Parachutes were spread and repacked carefully before each jump.

 

jump

At the risk of repeating myself, they really were a rad bunch!

 

the road, makgadigadi

Open skies and flat lands: you’re in the Makgadikgadi.

 

flamingo

This area is famous for its flocks of flamingoes, which migrate during the rainy months in their tens (and sometimes hundreds) of thousands.

 

Photo by Teagan Cunniffe.

The sandy track between two pans.

 

The dust kicked up by the CASA 235. Photo by Teagan Cunniffe.

The dust kicked up by the CASA 235.

 

Garai Makaya, from Skydive Botswana

Garai Makaya, from Skydive Botswana

The Makgadikgadi pans

Reflections of the Makgadikgadi.

 

The thrilled crowd revelled in each skidding land or low swoop overhead. Photo by Teagan Cunniffe.

Around 2000 members of the public attended. Seeing skydivers and the frenzy that surrounded the event was a first for many, and the thrilled crowd revelled in each skidding land or low swoop overhead.

 

Large distances separated the campsite, main tent and runway.. Photo by Teagan Cunniffe.

Large distances separated the campsite, main tent and runway. You needed a motorbike, quad bike or car to get between – although more often than not I ended up hitching.

 

Photo by Teagan Cunniffe.

Skydivers descend.

 

Botswanan cowboys, style

I had meant to return on the Sunday morning, but after being offered a flight back I decided to stay a few more hours. These self-titled Rockers pitched up in a swirl of salty dust and leather tassles, clad in swag.

 

The pans as seen from above.

The pans as seen from above. I did a tandem jump with Graham Field of SkyDiversity, who’s wake is littered with legendary antics.
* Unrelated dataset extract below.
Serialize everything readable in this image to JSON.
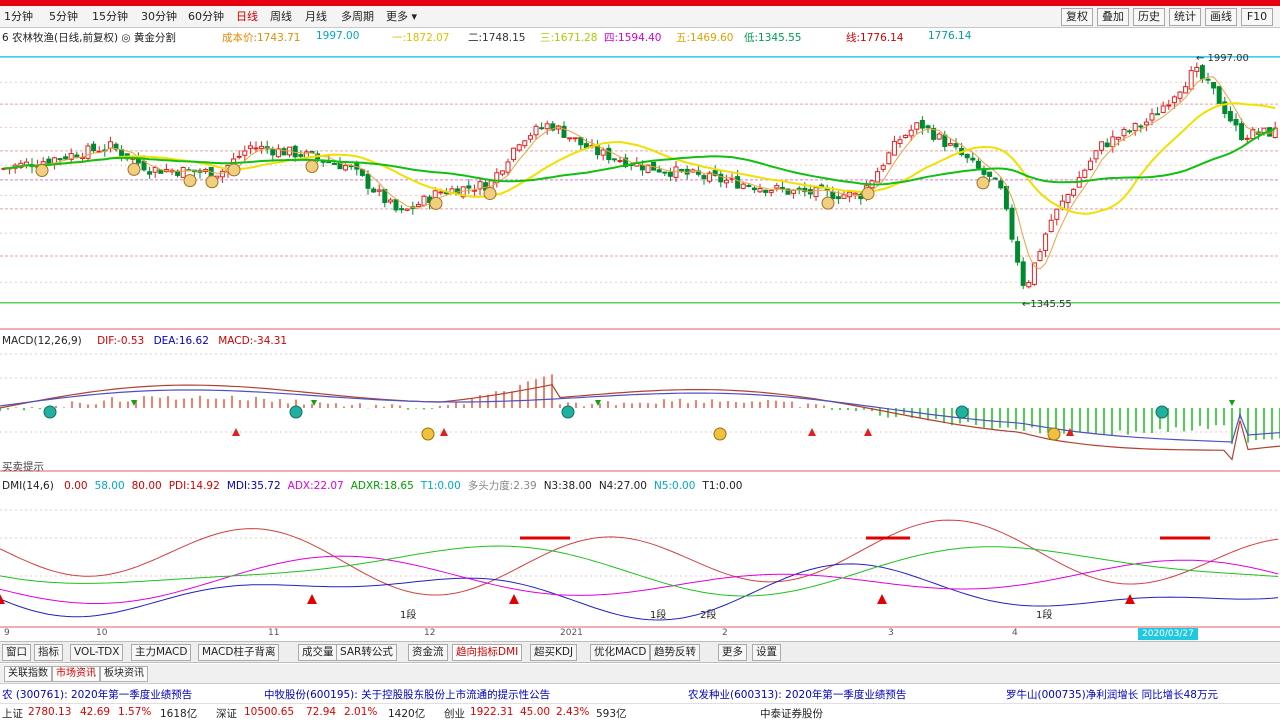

With over 6600 jumps, 28 years of experience and multiple awards and titles, he soon put my fears to rest with his quiet confidence.

Click the cover below to find out what else is in store in the February 2015 issue of Getaway.
Getaway February Cover 2015